Studying other speakers is a critical skill , one of the 25 essential skills for a public speaker. The ability to analyze a speech will accelerate the growth of any speaker.
The Speech Analysis Series is a series of articles examining different aspects of presentation analysis. You will learn how to study a speech and how to deliver an effective speech evaluation. Later articles will examine Toastmasters evaluation contests and speech evaluation forms and resources.
This site is designed to help you with making a public speech: from selecting a topic , to writing and delivering feel free to browse to find great ideas and tips.
With a growing supply of speech videos readily accessible, video critiques can be especially useful teaching and learning aids.
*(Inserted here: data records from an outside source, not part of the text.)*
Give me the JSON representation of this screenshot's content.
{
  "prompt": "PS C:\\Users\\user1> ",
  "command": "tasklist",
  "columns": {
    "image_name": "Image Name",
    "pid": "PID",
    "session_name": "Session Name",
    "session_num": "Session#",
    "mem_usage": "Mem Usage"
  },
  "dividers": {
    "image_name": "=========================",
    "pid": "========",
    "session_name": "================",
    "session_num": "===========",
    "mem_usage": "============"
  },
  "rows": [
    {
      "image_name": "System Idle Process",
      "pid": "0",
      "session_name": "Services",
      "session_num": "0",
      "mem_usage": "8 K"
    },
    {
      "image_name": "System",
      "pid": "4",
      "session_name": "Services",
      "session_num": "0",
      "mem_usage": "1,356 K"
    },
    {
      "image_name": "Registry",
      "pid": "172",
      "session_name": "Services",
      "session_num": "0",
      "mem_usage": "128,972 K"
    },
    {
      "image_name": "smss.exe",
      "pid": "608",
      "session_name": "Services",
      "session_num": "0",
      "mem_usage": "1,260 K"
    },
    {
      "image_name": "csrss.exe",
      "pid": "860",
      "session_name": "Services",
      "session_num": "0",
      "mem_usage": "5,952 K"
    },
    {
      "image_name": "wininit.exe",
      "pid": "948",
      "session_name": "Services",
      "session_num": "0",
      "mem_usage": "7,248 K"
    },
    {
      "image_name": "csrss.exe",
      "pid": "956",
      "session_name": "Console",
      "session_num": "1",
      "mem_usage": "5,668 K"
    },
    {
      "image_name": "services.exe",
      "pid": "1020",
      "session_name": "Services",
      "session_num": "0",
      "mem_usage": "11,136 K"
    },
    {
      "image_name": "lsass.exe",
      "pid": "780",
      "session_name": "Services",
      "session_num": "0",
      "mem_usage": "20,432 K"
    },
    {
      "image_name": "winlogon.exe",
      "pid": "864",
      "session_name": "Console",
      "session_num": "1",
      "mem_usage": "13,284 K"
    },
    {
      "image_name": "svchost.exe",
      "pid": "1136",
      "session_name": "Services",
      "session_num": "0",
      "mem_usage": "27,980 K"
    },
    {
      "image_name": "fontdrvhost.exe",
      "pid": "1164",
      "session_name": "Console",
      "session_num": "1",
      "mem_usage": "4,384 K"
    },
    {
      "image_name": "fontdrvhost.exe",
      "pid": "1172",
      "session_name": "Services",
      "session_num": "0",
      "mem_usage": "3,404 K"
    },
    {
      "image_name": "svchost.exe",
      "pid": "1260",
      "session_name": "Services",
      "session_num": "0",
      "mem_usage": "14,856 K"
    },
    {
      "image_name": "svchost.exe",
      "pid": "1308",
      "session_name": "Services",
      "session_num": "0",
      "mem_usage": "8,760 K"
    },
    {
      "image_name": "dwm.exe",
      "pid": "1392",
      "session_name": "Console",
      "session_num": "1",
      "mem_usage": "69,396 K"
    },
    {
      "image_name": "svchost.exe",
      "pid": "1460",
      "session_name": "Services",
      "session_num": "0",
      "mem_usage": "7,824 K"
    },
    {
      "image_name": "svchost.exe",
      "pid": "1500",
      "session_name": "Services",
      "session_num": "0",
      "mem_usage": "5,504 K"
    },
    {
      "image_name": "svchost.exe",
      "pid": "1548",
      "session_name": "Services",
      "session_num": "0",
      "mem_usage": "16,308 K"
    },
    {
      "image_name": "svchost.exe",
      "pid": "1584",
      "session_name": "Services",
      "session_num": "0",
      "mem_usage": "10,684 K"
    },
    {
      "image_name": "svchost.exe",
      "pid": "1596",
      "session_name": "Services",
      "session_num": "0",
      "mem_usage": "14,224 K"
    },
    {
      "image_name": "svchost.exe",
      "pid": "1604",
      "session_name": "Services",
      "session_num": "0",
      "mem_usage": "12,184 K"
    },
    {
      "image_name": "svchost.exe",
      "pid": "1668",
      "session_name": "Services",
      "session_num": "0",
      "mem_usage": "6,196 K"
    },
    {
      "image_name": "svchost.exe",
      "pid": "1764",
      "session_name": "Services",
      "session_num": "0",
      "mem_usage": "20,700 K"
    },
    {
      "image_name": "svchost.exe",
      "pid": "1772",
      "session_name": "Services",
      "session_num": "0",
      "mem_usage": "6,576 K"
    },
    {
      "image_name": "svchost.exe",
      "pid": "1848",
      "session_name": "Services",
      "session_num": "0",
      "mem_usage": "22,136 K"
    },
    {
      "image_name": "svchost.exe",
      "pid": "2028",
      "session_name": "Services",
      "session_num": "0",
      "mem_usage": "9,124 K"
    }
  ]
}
Why study other speakers? from @6minutes thanks @mikesansone for pointing me to Andrew s wk!
The essay I offer here is about Foucault, but let me begin by suggesting what I take to be an interesting parallel between what Raymond Williams and Theodor Adorno, in different ways, sought to accomplish under the name of “criticism” and what Foucault sought to understand by “critique.” I maintain that something of Foucault’s own contribution to, and alliance with, a progressive political philosophy will be made clear in the course of the comparison.
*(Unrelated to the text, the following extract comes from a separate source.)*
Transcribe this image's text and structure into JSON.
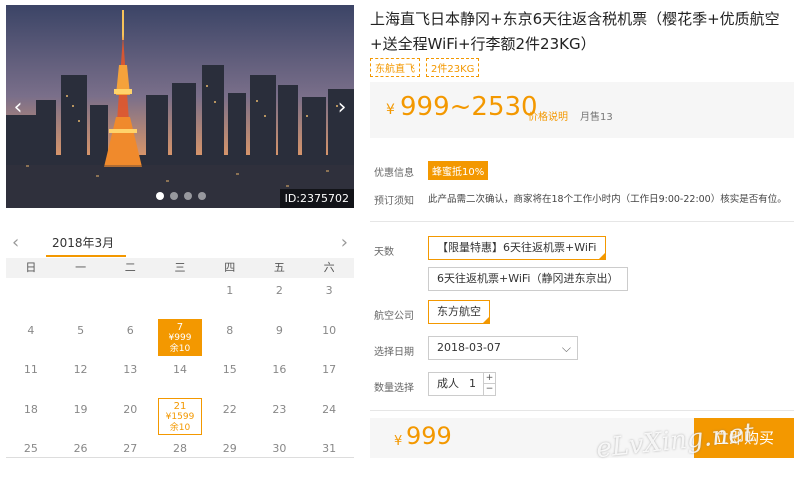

Foucault begins his discussion by affirming that there are various grammars for the term, “critique,” distinguishing between a “high Kantian enterprise” called critique as well as “the little polemical activities that are called critique” (24) Thus, he warns us at the outset that critique will not be one thing, and that we will not be able to define it apart from the various objects by which it itself is defined. “By its function,” he writes “[critique] seems to be condemned to dispersion, dependency and pure heteronomy.” “It only exists in relation to something other than itself.”
I did go back, however. At first it was my mom s nagging that made me go. The more I went, though, the more I understood what people were saying and the more interesting it all was.
It was in one of our recent meetings that I got a taste of the heated discussions of my initial preconception. A Christian-based organization was requesting a grant to build a skate park and the head of the project was due to present her proposal.
Achebe, Chinua. "An Image of Africa: Racism in Conrad's 'Heart of Darkness'" Massachusetts Review. 18. 1977. Rpt. in Heart of Darkness, An Authoritative Text, background and Sources Criticism. 1961. 3rd ed. Ed. Robert Kimbrough, London: W. W Norton and Co., 1988, pp.251-261
I propose to draw from these rather trivial encounters rather heavy conclusions which at first sight might seem somewhat out of proportion to them. But only, I hope, at first sight.